Oxford researchers have announced the discovery of a highly virulent strain of HIV that has been lurking in the Netherlands for decades.
Their analysis, published on Thursday in the journal "Science," found that patients infected with the "VB variant" had 3.5 to 5.5 times higher levels of the virus in their blood than those infected with other variants.
In addition, those with the new variant had a more rapidly fading immune system.
However, the study also found that after starting treatment, individuals with the VB variant had similar immune system recovery and survival to individuals with other HIV variants.
"There's no cause for alarm with this new viral variant," said Oxford epidemiologist Chris Wymant, the lead author on the paper, in an interview with the AFP news agency.
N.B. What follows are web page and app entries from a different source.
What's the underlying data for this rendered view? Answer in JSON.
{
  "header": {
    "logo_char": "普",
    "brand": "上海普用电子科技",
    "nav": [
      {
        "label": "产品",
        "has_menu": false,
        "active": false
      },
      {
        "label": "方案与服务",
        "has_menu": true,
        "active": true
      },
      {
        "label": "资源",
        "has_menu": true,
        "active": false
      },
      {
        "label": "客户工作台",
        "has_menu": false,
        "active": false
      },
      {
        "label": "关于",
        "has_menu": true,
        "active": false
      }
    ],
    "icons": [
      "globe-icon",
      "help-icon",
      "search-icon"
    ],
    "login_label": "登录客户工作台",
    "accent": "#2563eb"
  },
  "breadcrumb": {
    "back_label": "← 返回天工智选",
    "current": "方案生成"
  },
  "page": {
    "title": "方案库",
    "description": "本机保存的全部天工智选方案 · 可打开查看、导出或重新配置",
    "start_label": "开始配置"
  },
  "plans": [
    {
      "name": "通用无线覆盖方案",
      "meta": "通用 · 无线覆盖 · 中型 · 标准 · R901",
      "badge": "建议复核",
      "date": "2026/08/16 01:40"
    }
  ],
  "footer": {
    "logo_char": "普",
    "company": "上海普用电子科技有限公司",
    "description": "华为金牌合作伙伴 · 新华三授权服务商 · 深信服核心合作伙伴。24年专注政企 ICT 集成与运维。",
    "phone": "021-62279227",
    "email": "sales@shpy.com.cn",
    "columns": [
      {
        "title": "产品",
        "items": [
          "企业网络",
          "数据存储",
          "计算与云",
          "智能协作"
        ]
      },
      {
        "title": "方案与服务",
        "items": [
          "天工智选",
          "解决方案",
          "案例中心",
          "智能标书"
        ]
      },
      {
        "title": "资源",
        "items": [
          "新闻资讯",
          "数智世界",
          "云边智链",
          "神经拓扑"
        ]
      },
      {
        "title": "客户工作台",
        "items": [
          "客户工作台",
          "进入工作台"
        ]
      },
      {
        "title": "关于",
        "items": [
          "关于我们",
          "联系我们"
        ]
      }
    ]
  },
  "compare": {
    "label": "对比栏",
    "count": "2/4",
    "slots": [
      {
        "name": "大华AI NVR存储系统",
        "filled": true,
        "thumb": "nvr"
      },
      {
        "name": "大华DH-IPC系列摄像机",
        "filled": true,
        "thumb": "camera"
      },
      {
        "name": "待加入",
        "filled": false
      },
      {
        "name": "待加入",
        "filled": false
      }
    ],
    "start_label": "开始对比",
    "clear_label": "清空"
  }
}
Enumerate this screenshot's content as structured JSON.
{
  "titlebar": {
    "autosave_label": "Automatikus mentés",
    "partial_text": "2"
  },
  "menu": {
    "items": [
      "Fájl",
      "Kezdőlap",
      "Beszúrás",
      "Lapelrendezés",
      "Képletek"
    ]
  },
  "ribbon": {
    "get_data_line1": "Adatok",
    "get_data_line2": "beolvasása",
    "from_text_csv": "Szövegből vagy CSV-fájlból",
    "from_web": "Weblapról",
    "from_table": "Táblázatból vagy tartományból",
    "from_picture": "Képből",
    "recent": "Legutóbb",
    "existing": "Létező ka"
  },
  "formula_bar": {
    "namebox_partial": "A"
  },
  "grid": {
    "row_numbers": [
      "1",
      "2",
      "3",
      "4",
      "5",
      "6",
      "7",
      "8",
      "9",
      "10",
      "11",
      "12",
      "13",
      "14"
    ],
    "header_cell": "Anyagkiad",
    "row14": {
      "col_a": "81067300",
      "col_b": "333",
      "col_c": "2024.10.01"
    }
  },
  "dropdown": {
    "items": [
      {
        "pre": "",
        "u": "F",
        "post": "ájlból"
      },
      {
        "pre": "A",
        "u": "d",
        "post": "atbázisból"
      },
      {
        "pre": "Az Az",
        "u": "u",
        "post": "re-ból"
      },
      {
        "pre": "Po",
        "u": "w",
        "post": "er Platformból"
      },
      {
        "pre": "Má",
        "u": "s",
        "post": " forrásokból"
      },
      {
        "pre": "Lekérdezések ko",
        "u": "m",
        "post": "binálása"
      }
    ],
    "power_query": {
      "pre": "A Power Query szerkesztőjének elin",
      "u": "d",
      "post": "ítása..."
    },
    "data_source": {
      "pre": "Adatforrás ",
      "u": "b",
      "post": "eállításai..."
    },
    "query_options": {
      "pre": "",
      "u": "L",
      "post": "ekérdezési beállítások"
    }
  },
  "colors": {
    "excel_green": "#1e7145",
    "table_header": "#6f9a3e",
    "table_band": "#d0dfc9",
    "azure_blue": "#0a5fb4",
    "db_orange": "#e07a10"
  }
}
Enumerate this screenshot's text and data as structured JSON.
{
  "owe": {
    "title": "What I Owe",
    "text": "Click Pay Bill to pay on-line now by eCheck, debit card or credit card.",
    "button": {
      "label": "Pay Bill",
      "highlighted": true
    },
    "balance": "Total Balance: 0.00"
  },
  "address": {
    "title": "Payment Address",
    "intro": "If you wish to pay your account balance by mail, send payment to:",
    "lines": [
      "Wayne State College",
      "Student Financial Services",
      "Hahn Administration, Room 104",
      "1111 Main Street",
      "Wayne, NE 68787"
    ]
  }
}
Since modern interventions still seem to work on the variant, the research team believes that widespread HIV treatment in the Netherlands did not contribute to the virus's evolution and that early detection and treatment are paramount.
In total, the team found 109 people infected with the VB variant, with only four living outside the Netherlands, but still in western Europe.
Over 500 mutations
The HIV virus is constantly evolving, so much so that each person infected has a slightly different version.
The VB variant, however, was found to have over 500 mutations.
"Finding a new variant is normal, but finding a new variant with unusual properties is not – especially one with increased virulence," Wyman explained.
The earliest appearance of the VB variant in their data was found in someone diagnosed in 1992 who had an early version of the variant, and the most recent in 2014.
Doctors usually measure HIV's deterioration of the immune system by monitoring the decline of CD4 T-cells, which are targeted by the HIV virus and pivotal for protecting the body against infections.
In patients infected with the VB variant, CD4 decline occurred twice as fast compared to other variants, "placing them at risk of developing AIDS much more rapidly," the researchers said.
In addition to its increased impact on the immune system, the team also found the VB variant to be more highly transmissible.
The work also supports the theory that viruses can evolve to become more virulent, a widely-hypothesised idea for which few real-world examples have been found.